That might seem crazy, but thanks to Manu Prakash and his colleagues at MIT, it may soon be possible. They've built channels that control bubbles in fluid streams, and they can construct analogs of almost every electrical component, from transistors to oscillators. Eventually, they hope to build these up into bubble CPUs and bubble memory.
Well, what's the point? Bubbles are certainly slower than electrons, making a bubble computer much slower than a regular computer. But electrons can't carry payloads, and bubbles can. So the idea is that bubble computers would be much more versatile in analyzing and testing chemical and biological signals, only needing to be reprogrammed to change tasks, while nearly every chemical requires specialized chips today.

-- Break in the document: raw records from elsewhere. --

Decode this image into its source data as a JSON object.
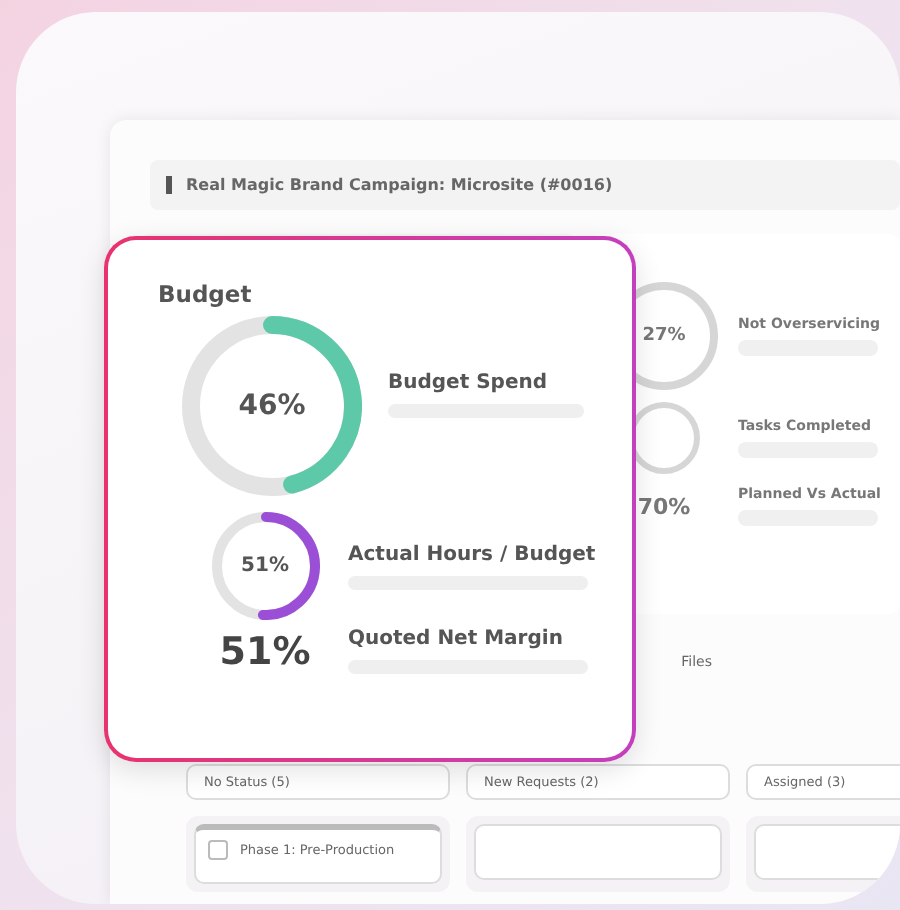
{
  "window": {
    "title": "Real Magic Brand Campaign: Microsite (#0016)"
  },
  "tracking": {
    "metrics": [
      {
        "kind": "ring-large",
        "value": "27%",
        "label": "Not Overservicing"
      },
      {
        "kind": "ring-small",
        "label": "Tasks Completed"
      },
      {
        "kind": "plain",
        "value": "70%",
        "label": "Planned Vs Actual"
      }
    ]
  },
  "tabs": [
    {
      "label": "Files",
      "selected": false
    }
  ],
  "status_columns": [
    {
      "label": "No Status (5)",
      "cards": [
        {
          "title": "Phase 1: Pre-Production",
          "checked": false
        }
      ]
    },
    {
      "label": "New Requests (2)"
    },
    {
      "label": "Assigned (3)"
    }
  ],
  "budget": {
    "title": "Budget",
    "metrics": [
      {
        "kind": "ring-large",
        "value": "46%",
        "label": "Budget Spend",
        "level": 0.46,
        "color": "#5ec9a8"
      },
      {
        "kind": "ring-small",
        "value": "51%",
        "label": "Actual Hours / Budget",
        "level": 0.51,
        "color": "#9b4fd6"
      },
      {
        "kind": "plain",
        "value": "51%",
        "label": "Quoted Net Margin"
      }
    ]
  }
}
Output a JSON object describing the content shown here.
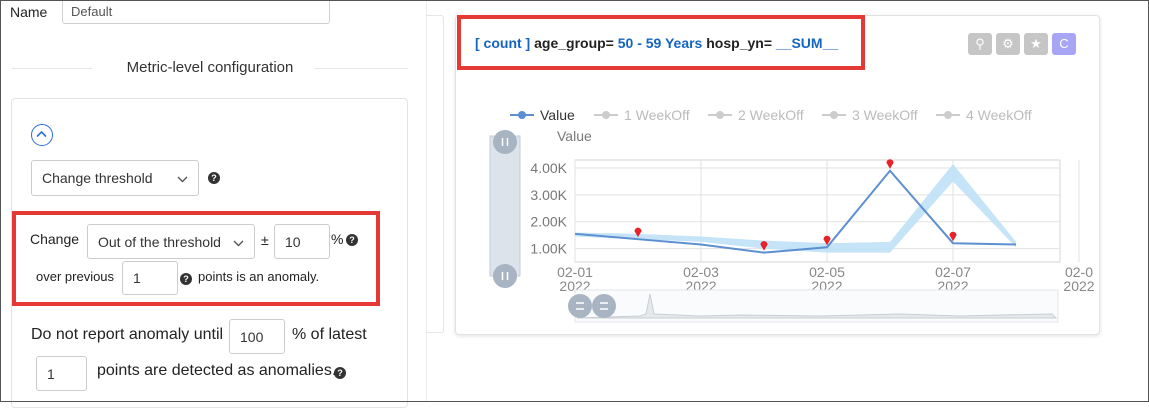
{
  "form": {
    "name_label": "Name",
    "name_value": "Default",
    "section_title": "Metric-level configuration",
    "detection_method": "Change threshold",
    "change_label": "Change",
    "change_direction": "Out of the threshold",
    "plus_minus": "±",
    "change_value": "10",
    "percent_sign": "%",
    "over_previous_label": "over previous",
    "previous_points": "1",
    "points_anomaly_label": "points is an anomaly.",
    "no_report_label": "Do not report anomaly until",
    "latest_percent": "100",
    "percent_latest_label": "% of latest",
    "latest_points": "1",
    "points_detected_label": "points are detected as anomalies.",
    "help_symbol": "?"
  },
  "chart_panel": {
    "header": {
      "count": "[ count ]",
      "k1": "age_group=",
      "v1": "50 - 59 Years",
      "k2": "hosp_yn=",
      "v2": "__SUM__"
    },
    "toolbar": [
      {
        "icon": "person-chart-icon",
        "glyph": "⚲"
      },
      {
        "icon": "user-settings-icon",
        "glyph": "⚙"
      },
      {
        "icon": "star-icon",
        "glyph": "★"
      },
      {
        "icon": "c-icon",
        "glyph": "C"
      }
    ],
    "colors": {
      "accent": "#1565c0",
      "highlight": "#e53935",
      "line": "#5b8fd0",
      "band": "#bfe1f7",
      "anomaly": "#e8222a"
    }
  },
  "chart_data": {
    "type": "line",
    "legend": [
      "Value",
      "1 WeekOff",
      "2 WeekOff",
      "3 WeekOff",
      "4 WeekOff"
    ],
    "ylabel": "Value",
    "yticks": [
      "4.00K",
      "3.00K",
      "2.00K",
      "1.00K"
    ],
    "xticks": [
      {
        "date": "02-01",
        "year": "2022"
      },
      {
        "date": "02-03",
        "year": "2022"
      },
      {
        "date": "02-05",
        "year": "2022"
      },
      {
        "date": "02-07",
        "year": "2022"
      },
      {
        "date": "02-0",
        "year": "2022"
      }
    ],
    "ylim": [
      500,
      4300
    ],
    "x": [
      "2022-02-01",
      "2022-02-02",
      "2022-02-03",
      "2022-02-04",
      "2022-02-05",
      "2022-02-06",
      "2022-02-07",
      "2022-02-08"
    ],
    "series": [
      {
        "name": "Value",
        "values": [
          1550,
          1350,
          1150,
          850,
          1050,
          3900,
          1200,
          1150
        ]
      }
    ],
    "band": {
      "upper": [
        1600,
        1550,
        1450,
        1300,
        1200,
        1250,
        4150,
        1250
      ],
      "lower": [
        1450,
        1350,
        1250,
        1000,
        850,
        850,
        3500,
        1050
      ]
    },
    "anomalies": [
      "2022-02-02",
      "2022-02-04",
      "2022-02-05",
      "2022-02-06",
      "2022-02-07"
    ]
  }
}
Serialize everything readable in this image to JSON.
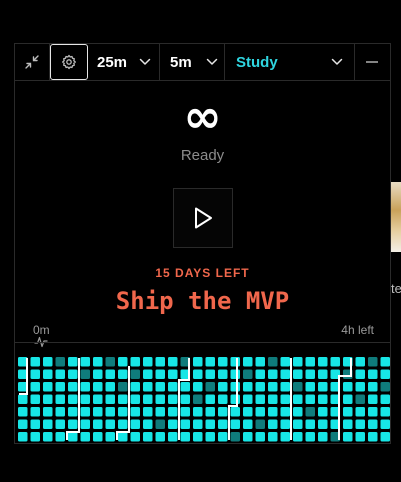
{
  "toolbar": {
    "work_duration": "25m",
    "break_duration": "5m",
    "project": "Study"
  },
  "timer": {
    "display": "∞",
    "status": "Ready"
  },
  "goal": {
    "days_left": "15 DAYS LEFT",
    "title": "Ship the MVP"
  },
  "progress": {
    "start_label": "0m",
    "end_label": "4h left"
  },
  "background": {
    "peek_text": "te"
  },
  "colors": {
    "accent": "#17e6e6",
    "goal": "#f0674c",
    "cell_bright": "#17e6e6",
    "cell_dim": "#0f7c7c",
    "marker": "#ffffff",
    "project": "#2fd5e0"
  },
  "icons": [
    "collapse-icon",
    "gear-icon",
    "chevron-down-icon",
    "minimize-icon",
    "play-icon",
    "pulse-icon"
  ]
}
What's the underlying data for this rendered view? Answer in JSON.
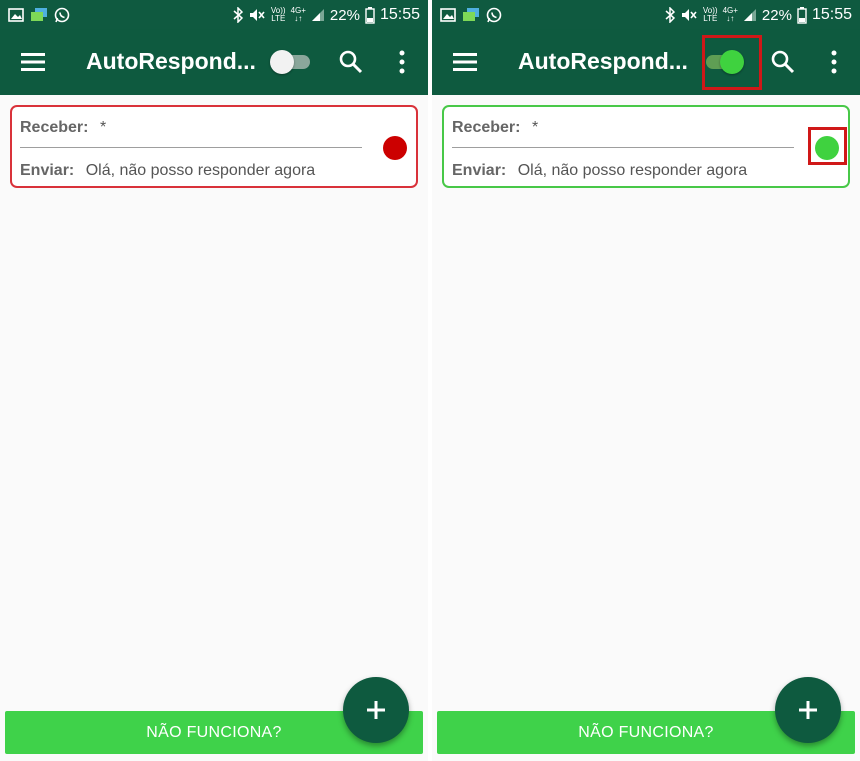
{
  "status_bar": {
    "volte_line1": "Vo))",
    "volte_line2": "LTE",
    "network_line1": "4G+",
    "network_line2": "↓↑",
    "battery_percent": "22%",
    "time": "15:55"
  },
  "app": {
    "title": "AutoRespond..."
  },
  "rule": {
    "receive_label": "Receber:",
    "receive_value": "*",
    "send_label": "Enviar:",
    "send_value": "Olá, não posso responder agora"
  },
  "screens": {
    "left": {
      "service_enabled": false,
      "rule_status": "inactive"
    },
    "right": {
      "service_enabled": true,
      "rule_status": "active"
    }
  },
  "help_button": {
    "label": "NÃO FUNCIONA?"
  },
  "icons": [
    "image-icon",
    "messages-icon",
    "whatsapp-icon",
    "bluetooth-icon",
    "mute-icon",
    "signal-icon",
    "battery-icon",
    "menu-icon",
    "search-icon",
    "more-vert-icon",
    "plus-icon"
  ],
  "colors": {
    "app_bar": "#0e5a3f",
    "status_inactive": "#cc0000",
    "status_active": "#3fd23f",
    "help_bar": "#3fd24a",
    "highlight": "#d01818"
  }
}
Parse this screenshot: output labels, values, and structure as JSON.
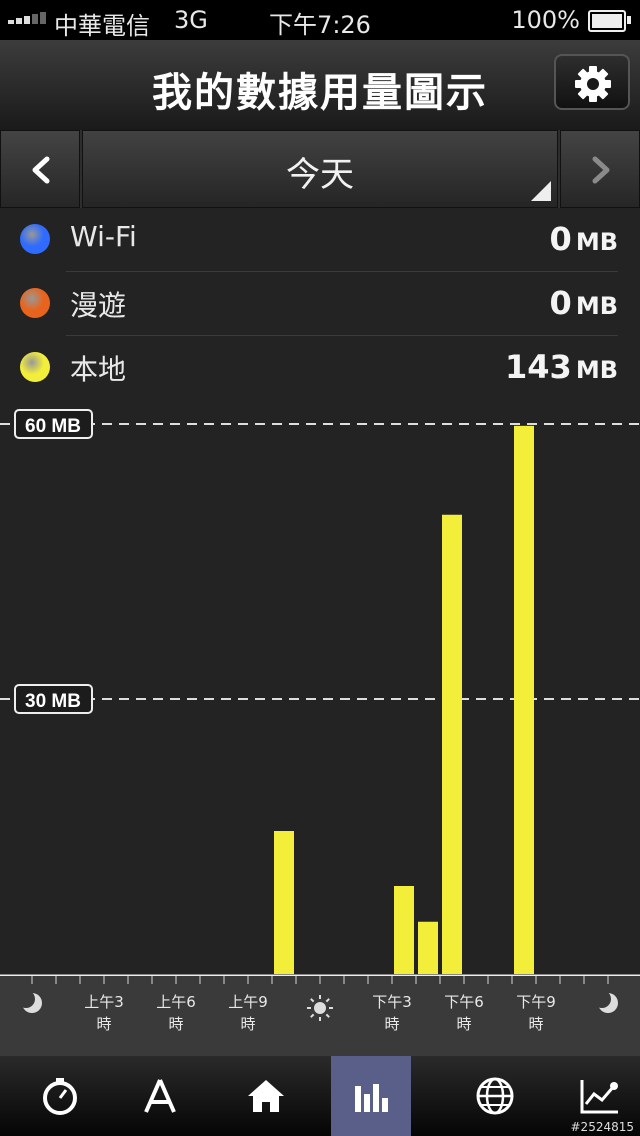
{
  "status_bar": {
    "carrier": "中華電信",
    "network": "3G",
    "time": "下午7:26",
    "battery": "100%"
  },
  "header": {
    "title": "我的數據用量圖示",
    "settings_icon": "gear-icon"
  },
  "date_selector": {
    "label": "今天",
    "prev_icon": "chevron-left-icon",
    "next_icon": "chevron-right-icon"
  },
  "legend": [
    {
      "name": "Wi-Fi",
      "value": "0",
      "unit": "MB",
      "color": "#2f6bff"
    },
    {
      "name": "漫遊",
      "value": "0",
      "unit": "MB",
      "color": "#e8641e"
    },
    {
      "name": "本地",
      "value": "143",
      "unit": "MB",
      "color": "#f2ee3a"
    }
  ],
  "chart_data": {
    "type": "bar",
    "title": "",
    "xlabel": "",
    "ylabel": "",
    "ylim": [
      0,
      60
    ],
    "y_ticks": [
      "30 MB",
      "60 MB"
    ],
    "y_tick_values": [
      30,
      60
    ],
    "hour_slots": 24,
    "x_tick_labels": [
      "",
      "上午3 時",
      "上午6 時",
      "上午9 時",
      "",
      "下午3 時",
      "下午6 時",
      "下午9 時",
      ""
    ],
    "x_tick_icons": [
      "moon-icon",
      "",
      "",
      "",
      "sun-icon",
      "",
      "",
      "",
      "moon-icon"
    ],
    "series": [
      {
        "name": "本地",
        "color": "#f2ee3a",
        "values": [
          0,
          0,
          0,
          0,
          0,
          0,
          0,
          0,
          0,
          0,
          15.6,
          0,
          0,
          0,
          0,
          9.6,
          5.7,
          50.1,
          0,
          0,
          59.8,
          0,
          0,
          0
        ]
      }
    ]
  },
  "tab_bar": {
    "tabs": [
      {
        "name": "stopwatch-icon",
        "active": false
      },
      {
        "name": "app-store-icon",
        "active": false
      },
      {
        "name": "home-icon",
        "active": false
      },
      {
        "name": "bar-chart-icon",
        "active": true
      },
      {
        "name": "globe-icon",
        "active": false
      },
      {
        "name": "line-chart-icon",
        "active": false
      }
    ]
  },
  "watermark": "#2524815"
}
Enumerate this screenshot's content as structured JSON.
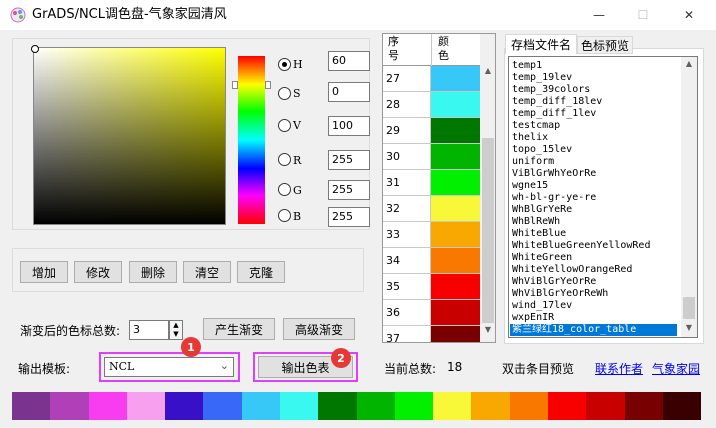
{
  "window": {
    "title": "GrADS/NCL调色盘-气象家园清风",
    "min_glyph": "—",
    "max_glyph": "☐",
    "close_glyph": "✕"
  },
  "picker": {
    "radios": [
      {
        "key": "H",
        "value": "60",
        "checked": true
      },
      {
        "key": "S",
        "value": "0",
        "checked": false
      },
      {
        "key": "V",
        "value": "100",
        "checked": false
      },
      {
        "key": "R",
        "value": "255",
        "checked": false
      },
      {
        "key": "G",
        "value": "255",
        "checked": false
      },
      {
        "key": "B",
        "value": "255",
        "checked": false
      }
    ]
  },
  "actions": {
    "add": "增加",
    "modify": "修改",
    "delete": "删除",
    "clear": "清空",
    "clone": "克隆"
  },
  "gradient": {
    "count_label": "渐变后的色标总数:",
    "count_value": "3",
    "generate": "产生渐变",
    "advanced": "高级渐变"
  },
  "output": {
    "template_label": "输出模板:",
    "template_value": "NCL",
    "export": "输出色表"
  },
  "badges": {
    "one": "1",
    "two": "2"
  },
  "table": {
    "header_num": "序\n号",
    "header_color": "颜\n色",
    "rows": [
      {
        "num": "27",
        "color": "#38c8f8"
      },
      {
        "num": "28",
        "color": "#38f8f0"
      },
      {
        "num": "29",
        "color": "#007800"
      },
      {
        "num": "30",
        "color": "#00b400"
      },
      {
        "num": "31",
        "color": "#00f000"
      },
      {
        "num": "32",
        "color": "#f8f838"
      },
      {
        "num": "33",
        "color": "#f8a800"
      },
      {
        "num": "34",
        "color": "#f87800"
      },
      {
        "num": "35",
        "color": "#f80000"
      },
      {
        "num": "36",
        "color": "#c80000"
      },
      {
        "num": "37",
        "color": "#780000"
      },
      {
        "num": "38",
        "color": "#380000"
      }
    ]
  },
  "tabs": {
    "files": "存档文件名",
    "preview": "色标预览"
  },
  "files": [
    "temp1",
    "temp_19lev",
    "temp_39colors",
    "temp_diff_18lev",
    "temp_diff_1lev",
    "testcmap",
    "thelix",
    "topo_15lev",
    "uniform",
    "ViBlGrWhYeOrRe",
    "wgne15",
    "wh-bl-gr-ye-re",
    "WhBlGrYeRe",
    "WhBlReWh",
    "WhiteBlue",
    "WhiteBlueGreenYellowRed",
    "WhiteGreen",
    "WhiteYellowOrangeRed",
    "WhViBlGrYeOrRe",
    "WhViBlGrYeOrReWh",
    "wind_17lev",
    "wxpEnIR",
    "紫兰绿红18_color_table"
  ],
  "status": {
    "total_label": "当前总数:",
    "total_value": "18",
    "dblclick_hint": "双击条目预览",
    "contact": "联系作者",
    "home": "气象家园"
  },
  "palette": [
    "#7b3390",
    "#b040b8",
    "#f83cf0",
    "#f8a0f0",
    "#3810c8",
    "#3868f8",
    "#38c8f8",
    "#38f8f0",
    "#007800",
    "#00b400",
    "#00f000",
    "#f8f838",
    "#f8a800",
    "#f87800",
    "#f80000",
    "#c80000",
    "#780000",
    "#380000"
  ],
  "hue_slider_value": 60
}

Will you be using a bubble computer in the near future? Almost certainly not. But the thought is cool nonetheless.
[Via Buzz Skyline]